David prays for the presence and the upholding of the “free spirit” of God. The idea of free spirit is that the Holy Spirit is graciously given. We speak of salvation by the free grace of God, meaning that salvation is not something that we deserve, it is not something that we can earn. It is not even something that we desire. But it is something freely given and worked of God in our hearts. So the Holy Spirit is a free gift of the sovereign grace of God. He is given to those whom God has chosen in Christ. No one desires of himself to have the Holy Spirit. Of ourselves, we are the unholy sons of Adam. We do not desire the Holy Spirit of ourselves to dwell and to live within us. But it is the free gift of God’s grace. Out of a sovereign work, out of a gracious decision of God, God grants to us the Holy Spirit to work in us.
But I believe the idea is more. The idea is not only that the Holy Spirit is graciously and sovereignly given of God. The idea is also this: Uphold me in the freedom of Thy Spirit. That is very beautiful. The idea is, then, that the work of the Holy Spirit is to give us to walk in the liberty that is to be found in Jesus Christ. Very briefly, that tells us that the way of sin is not liberty but tyranny. The way of sin is not freedom but bondage. The way of sin is not enjoyment but utter ruin and sorrow. Christ alone is the One who can give freedom, the freedom of obedience to God, the liberty of walking in the joy and presence of God. Not the bondage of turning away and dreading the face of God, but the joy of looking up into the face of God and loving Him — that is freedom! That is the work of the Holy Spirit, too. He brings to us salvation. And bringing to us salvation, He liberates us that we might walk in the presence of God.
He is the liberating Spirit.
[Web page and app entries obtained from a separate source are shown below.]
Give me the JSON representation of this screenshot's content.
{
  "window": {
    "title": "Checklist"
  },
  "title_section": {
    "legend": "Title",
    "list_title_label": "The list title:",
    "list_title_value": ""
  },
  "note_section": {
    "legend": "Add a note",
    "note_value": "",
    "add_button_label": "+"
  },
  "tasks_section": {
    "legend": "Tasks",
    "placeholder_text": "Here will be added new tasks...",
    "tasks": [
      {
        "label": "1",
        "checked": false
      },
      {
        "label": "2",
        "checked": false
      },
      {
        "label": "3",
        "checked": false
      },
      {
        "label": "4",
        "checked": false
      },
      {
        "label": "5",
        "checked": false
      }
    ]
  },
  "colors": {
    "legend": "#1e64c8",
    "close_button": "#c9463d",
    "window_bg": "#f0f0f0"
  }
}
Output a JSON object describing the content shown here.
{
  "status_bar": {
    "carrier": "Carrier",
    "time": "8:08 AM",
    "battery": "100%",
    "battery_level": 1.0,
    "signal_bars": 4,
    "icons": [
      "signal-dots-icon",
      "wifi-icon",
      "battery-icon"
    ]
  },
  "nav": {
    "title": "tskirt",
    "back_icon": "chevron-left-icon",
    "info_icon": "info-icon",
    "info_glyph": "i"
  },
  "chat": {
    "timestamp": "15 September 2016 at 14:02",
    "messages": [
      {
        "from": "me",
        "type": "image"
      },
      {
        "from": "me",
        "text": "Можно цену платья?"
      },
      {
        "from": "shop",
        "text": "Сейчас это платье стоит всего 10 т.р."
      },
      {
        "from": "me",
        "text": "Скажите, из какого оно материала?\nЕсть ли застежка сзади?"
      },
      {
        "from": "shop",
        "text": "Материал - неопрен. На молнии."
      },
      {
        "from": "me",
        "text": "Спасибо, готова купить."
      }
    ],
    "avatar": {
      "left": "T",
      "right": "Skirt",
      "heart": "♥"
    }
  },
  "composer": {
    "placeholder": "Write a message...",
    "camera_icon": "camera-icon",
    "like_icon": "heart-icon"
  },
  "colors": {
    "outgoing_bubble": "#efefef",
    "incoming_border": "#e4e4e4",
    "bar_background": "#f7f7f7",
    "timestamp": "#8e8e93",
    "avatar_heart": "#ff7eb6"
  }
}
He liberates me through the Word from the terrible condemnation of my own conscience that I have sinned against God. He points me in the Word to Jesus Christ upon the cross as the only and the full payment for my sin. But He does more. He works powerfully in me through His Word, creating within me a new heart and a new desire, so that now I see the deceit, ruin, and folly of sin. Rather, by grace I would desire to walk with God. The Holy Spirit sanctifies me and gives me to walk in the liberty of obedience to Jesus Christ.
And still more. He gives me to be thankful, thankful for the mighty grace of God, thankful to God who is the author of all my spiritual life. The Holy Spirit cuts away the chains of the guilt and bondage of sin. He brings Christ to us. And bringing Christ to us, He brings to us the experience of Father’s presence and favor. Therefore, with the Holy Spirit we are no longer in bondage, but we are in the freedom of Christ.
The great blessing, then, of the church of Jesus Christ is the Holy Spirit. Let us be devoted to His service; let us be attuned to His Word; let us plead, “Gracious Father, give me to walk in the light of Thy Spirit. Work His mighty grace within me. Give me repentance and, through the Holy Spirit, assure me of Thy favor and mercy in Jesus Christ.”
That is the work of the Spirit.
Let us pray.
Father, we thank Thee for Thy word. We pray that it may be applied to our hearts today by faith. In Jesus’ name, Amen.